The large cleat size can result in twisting/warping of the cleat shape when installed onto smaller shoes or shoes with a contoured baseplate (Specialized, Bontrager, Fizik, even some Shimano models). This can cause issues with the interface between the cleat and pedal, ranging from difficulty clipping in, to restriction of cleat float, to foot position issues. Our regular solution is to install wedges underneath the cleats to afford level cleats, and grease the leading edges of the pedals.
What this all means
All of the points above can be explained in fine detail. However this article isn’t intended to be a rant about the frustrations of working with pedal and cleat systems, nor an endorsement of any particular brand.
Rather, my hope is that when you come to review your system and whether it’s meeting your needs, you’re fully informed about its merits and limitations. Much as you wouldn’t choose a World Rally racecar for your family runabout, nor should you choose a pedal and cleat based on its number of Tour de France stage victories — unless you’re intending to win a stage yourself!
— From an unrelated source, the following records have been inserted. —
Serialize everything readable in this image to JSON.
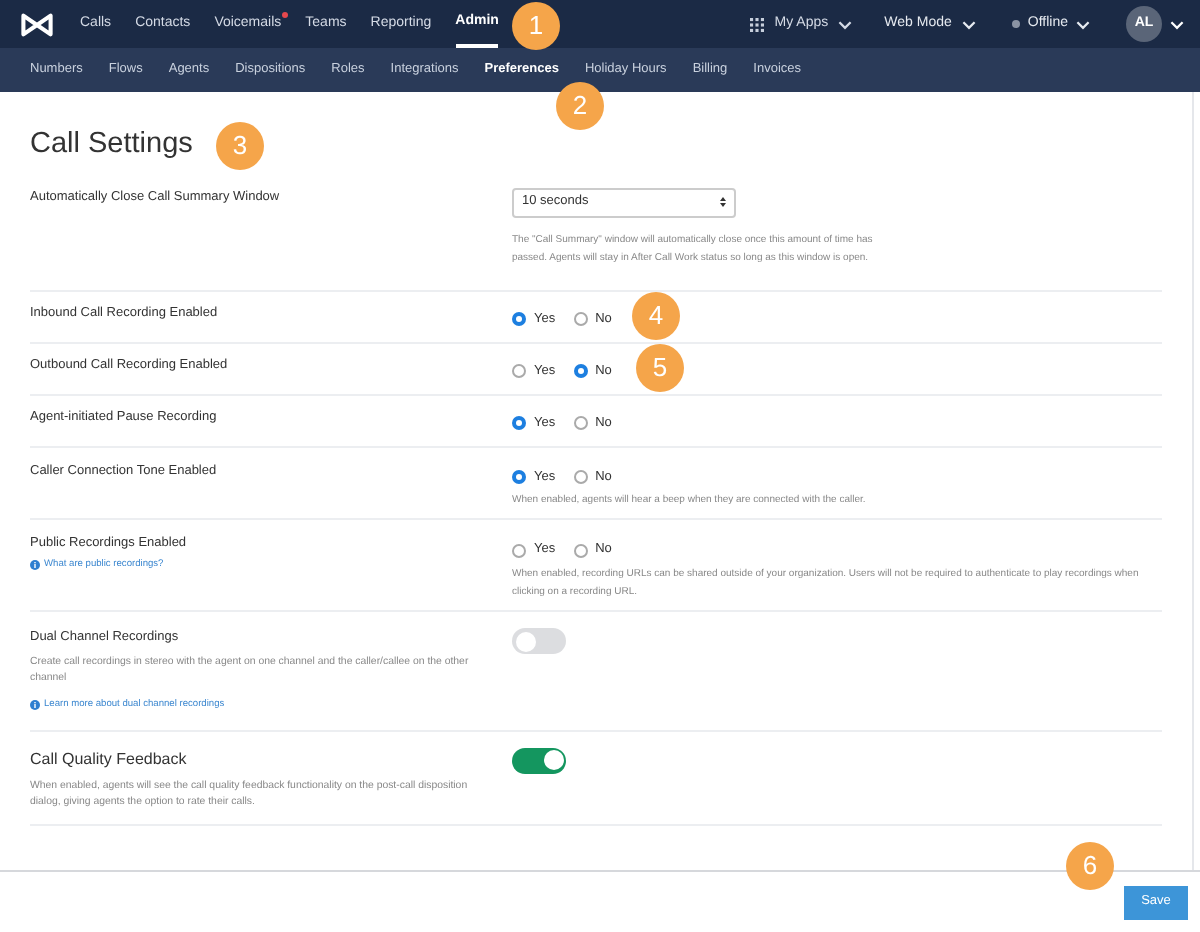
{
  "nav": {
    "items": [
      {
        "label": "Calls",
        "selected": false,
        "badge": false
      },
      {
        "label": "Contacts",
        "selected": false,
        "badge": false
      },
      {
        "label": "Voicemails",
        "selected": false,
        "badge": true
      },
      {
        "label": "Teams",
        "selected": false,
        "badge": false
      },
      {
        "label": "Reporting",
        "selected": false,
        "badge": false
      },
      {
        "label": "Admin",
        "selected": true,
        "badge": false
      }
    ],
    "my_apps": "My Apps",
    "mode": "Web Mode",
    "status": "Offline",
    "avatar": "AL"
  },
  "subnav": [
    {
      "label": "Numbers",
      "selected": false
    },
    {
      "label": "Flows",
      "selected": false
    },
    {
      "label": "Agents",
      "selected": false
    },
    {
      "label": "Dispositions",
      "selected": false
    },
    {
      "label": "Roles",
      "selected": false
    },
    {
      "label": "Integrations",
      "selected": false
    },
    {
      "label": "Preferences",
      "selected": true
    },
    {
      "label": "Holiday Hours",
      "selected": false
    },
    {
      "label": "Billing",
      "selected": false
    },
    {
      "label": "Invoices",
      "selected": false
    }
  ],
  "title": "Call Settings",
  "settings": [
    {
      "kind": "select",
      "label": "Automatically Close Call Summary Window",
      "value": "10 seconds",
      "help": "The \"Call Summary\" window will automatically close once this amount of time has passed. Agents will stay in After Call Work status so long as this window is open."
    },
    {
      "kind": "radio",
      "label": "Inbound Call Recording Enabled",
      "options": [
        {
          "label": "Yes",
          "selected": true
        },
        {
          "label": "No",
          "selected": false
        }
      ]
    },
    {
      "kind": "radio",
      "label": "Outbound Call Recording Enabled",
      "options": [
        {
          "label": "Yes",
          "selected": false
        },
        {
          "label": "No",
          "selected": true
        }
      ]
    },
    {
      "kind": "radio",
      "label": "Agent-initiated Pause Recording",
      "options": [
        {
          "label": "Yes",
          "selected": true
        },
        {
          "label": "No",
          "selected": false
        }
      ]
    },
    {
      "kind": "radio",
      "label": "Caller Connection Tone Enabled",
      "options": [
        {
          "label": "Yes",
          "selected": true
        },
        {
          "label": "No",
          "selected": false
        }
      ],
      "help": "When enabled, agents will hear a beep when they are connected with the caller."
    },
    {
      "kind": "radio",
      "label": "Public Recordings Enabled",
      "link": "What are public recordings?",
      "options": [
        {
          "label": "Yes",
          "selected": false
        },
        {
          "label": "No",
          "selected": false
        }
      ],
      "help": "When enabled, recording URLs can be shared outside of your organization. Users will not be required to authenticate to play recordings when clicking on a recording URL."
    },
    {
      "kind": "toggle",
      "label": "Dual Channel Recordings",
      "on": false,
      "description": "Create call recordings in stereo with the agent on one channel and the caller/callee on the other channel",
      "link": "Learn more about dual channel recordings"
    },
    {
      "kind": "toggle",
      "label": "Call Quality Feedback",
      "on": true,
      "description": "When enabled, agents will see the call quality feedback functionality on the post-call disposition dialog, giving agents the option to rate their calls."
    }
  ],
  "save": "Save",
  "callouts": [
    "1",
    "2",
    "3",
    "4",
    "5",
    "6"
  ]
}
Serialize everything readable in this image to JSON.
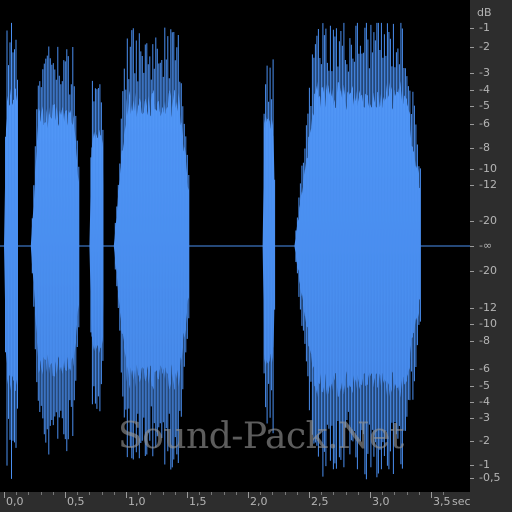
{
  "db_ruler": {
    "unit": "dB",
    "labels": [
      "-1",
      "-2",
      "-3",
      "-4",
      "-5",
      "-6",
      "-8",
      "-10",
      "-12",
      "-20",
      "-∞",
      "-20",
      "-12",
      "-10",
      "-8",
      "-6",
      "-5",
      "-4",
      "-3",
      "-2",
      "-1",
      "-0,5"
    ]
  },
  "time_ruler": {
    "unit": "sec",
    "labels": [
      "0,0",
      "0,5",
      "1,0",
      "1,5",
      "2,0",
      "2,5",
      "3,0",
      "3,5"
    ]
  },
  "watermark": "Sound-Pack.Net",
  "colors": {
    "waveform": "#4a8ff0",
    "waveform_dark": "#3d7cd8",
    "background": "#000000",
    "ruler": "#2d2d2d"
  },
  "waveform": {
    "duration_sec": 3.9,
    "segments": [
      {
        "start": 0.0,
        "end": 0.12,
        "level": 0.72
      },
      {
        "start": 0.22,
        "end": 0.62,
        "level": 0.62
      },
      {
        "start": 0.7,
        "end": 0.82,
        "level": 0.52
      },
      {
        "start": 0.9,
        "end": 1.52,
        "level": 0.68
      },
      {
        "start": 2.12,
        "end": 2.22,
        "level": 0.58
      },
      {
        "start": 2.38,
        "end": 3.42,
        "level": 0.72
      }
    ]
  }
}
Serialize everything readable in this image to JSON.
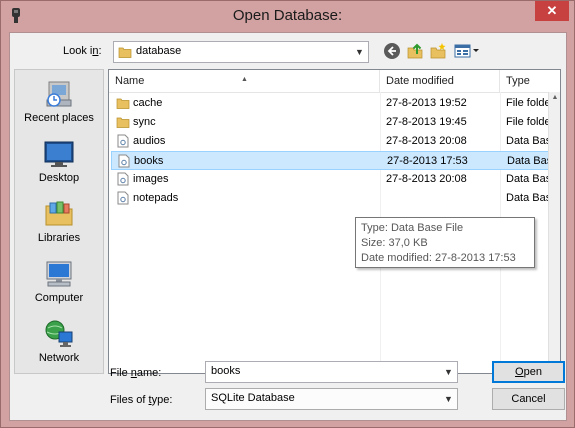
{
  "window": {
    "title": "Open Database:",
    "close_glyph": "✕"
  },
  "lookin": {
    "label": "Look in:",
    "value": "database"
  },
  "toolbar": {
    "back_icon": "back-icon",
    "up_icon": "up-folder-icon",
    "newfolder_icon": "new-folder-icon",
    "views_icon": "view-menu-icon"
  },
  "places": [
    {
      "label": "Recent places",
      "icon": "recent-places-icon"
    },
    {
      "label": "Desktop",
      "icon": "desktop-icon"
    },
    {
      "label": "Libraries",
      "icon": "libraries-icon"
    },
    {
      "label": "Computer",
      "icon": "computer-icon"
    },
    {
      "label": "Network",
      "icon": "network-icon"
    }
  ],
  "columns": {
    "name": "Name",
    "date": "Date modified",
    "type": "Type"
  },
  "files": [
    {
      "name": "cache",
      "date": "27-8-2013 19:52",
      "type": "File folder",
      "kind": "folder"
    },
    {
      "name": "sync",
      "date": "27-8-2013 19:45",
      "type": "File folder",
      "kind": "folder"
    },
    {
      "name": "audios",
      "date": "27-8-2013 20:08",
      "type": "Data Base",
      "kind": "db"
    },
    {
      "name": "books",
      "date": "27-8-2013 17:53",
      "type": "Data Base",
      "kind": "db",
      "selected": true
    },
    {
      "name": "images",
      "date": "27-8-2013 20:08",
      "type": "Data Base",
      "kind": "db"
    },
    {
      "name": "notepads",
      "date": "",
      "type": "Data Base",
      "kind": "db"
    }
  ],
  "tooltip": {
    "type_line": "Type: Data Base File",
    "size_line": "Size: 37,0 KB",
    "date_line": "Date modified: 27-8-2013 17:53"
  },
  "filename": {
    "label_pre": "File ",
    "label_u": "n",
    "label_post": "ame:",
    "value": "books"
  },
  "filetype": {
    "label_pre": "Files of ",
    "label_u": "t",
    "label_post": "ype:",
    "value": "SQLite Database"
  },
  "buttons": {
    "open_u": "O",
    "open_rest": "pen",
    "cancel": "Cancel"
  },
  "colors": {
    "frame": "#d2a2a2",
    "close": "#c74141",
    "selection": "#cce8ff",
    "selection_border": "#99d1ff",
    "accent": "#0078d7"
  }
}
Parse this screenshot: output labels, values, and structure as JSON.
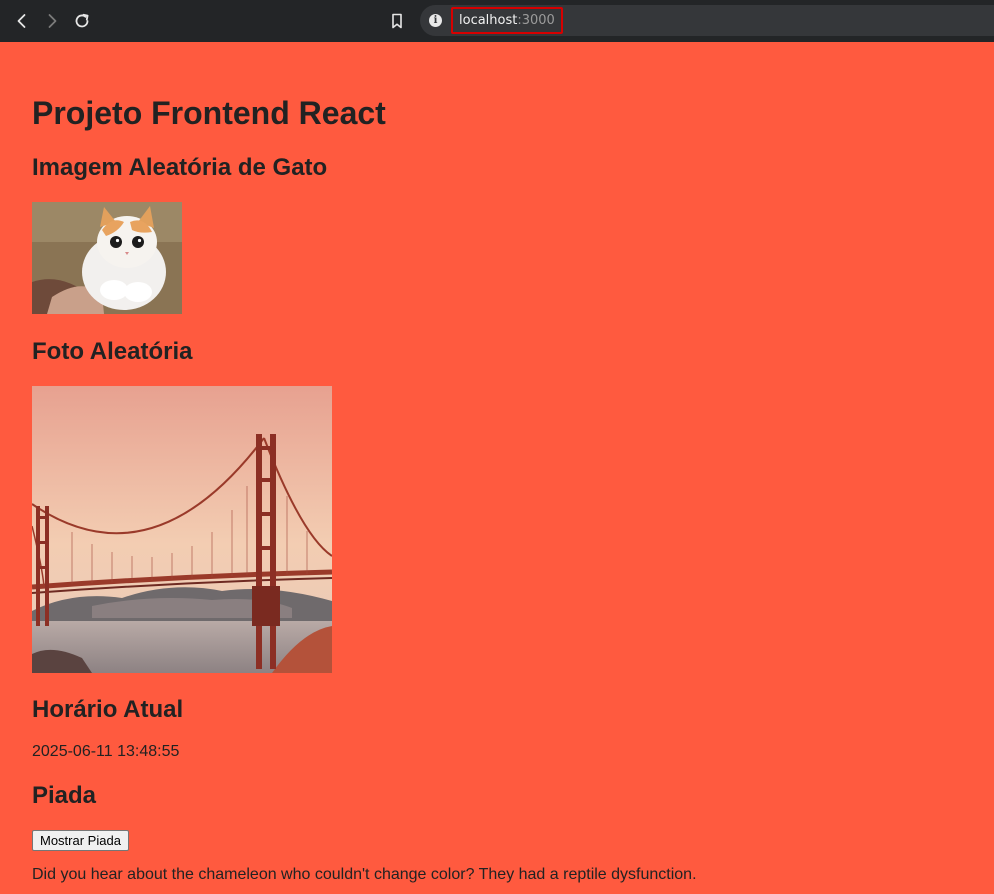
{
  "browser": {
    "url_host": "localhost",
    "url_port": ":3000",
    "icons": [
      "back-icon",
      "forward-icon",
      "reload-icon",
      "bookmark-icon",
      "info-icon"
    ]
  },
  "page": {
    "title": "Projeto Frontend React",
    "cat_section": {
      "heading": "Imagem Aleatória de Gato"
    },
    "photo_section": {
      "heading": "Foto Aleatória"
    },
    "time_section": {
      "heading": "Horário Atual",
      "value": "2025-06-11 13:48:55"
    },
    "joke_section": {
      "heading": "Piada",
      "button_label": "Mostrar Piada",
      "joke": "Did you hear about the chameleon who couldn't change color? They had a reptile dysfunction."
    }
  },
  "colors": {
    "background": "#ff5a3f",
    "text": "#222222"
  }
}
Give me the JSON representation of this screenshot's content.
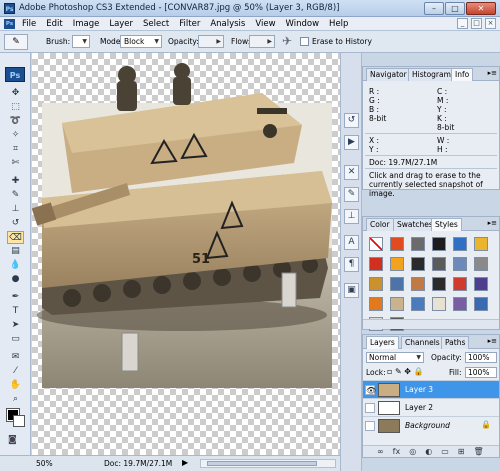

The Body Mechanic series on BikeRadar covers topics from bike fit to injury prevention to how your component selections actually affect you. The Body Mechanic is a Sydney-based physiotherapy, bike fitting and cycle repair workshop established in 2008 by physiotherapist and former NSW elite state road cycling champion Blair Martin.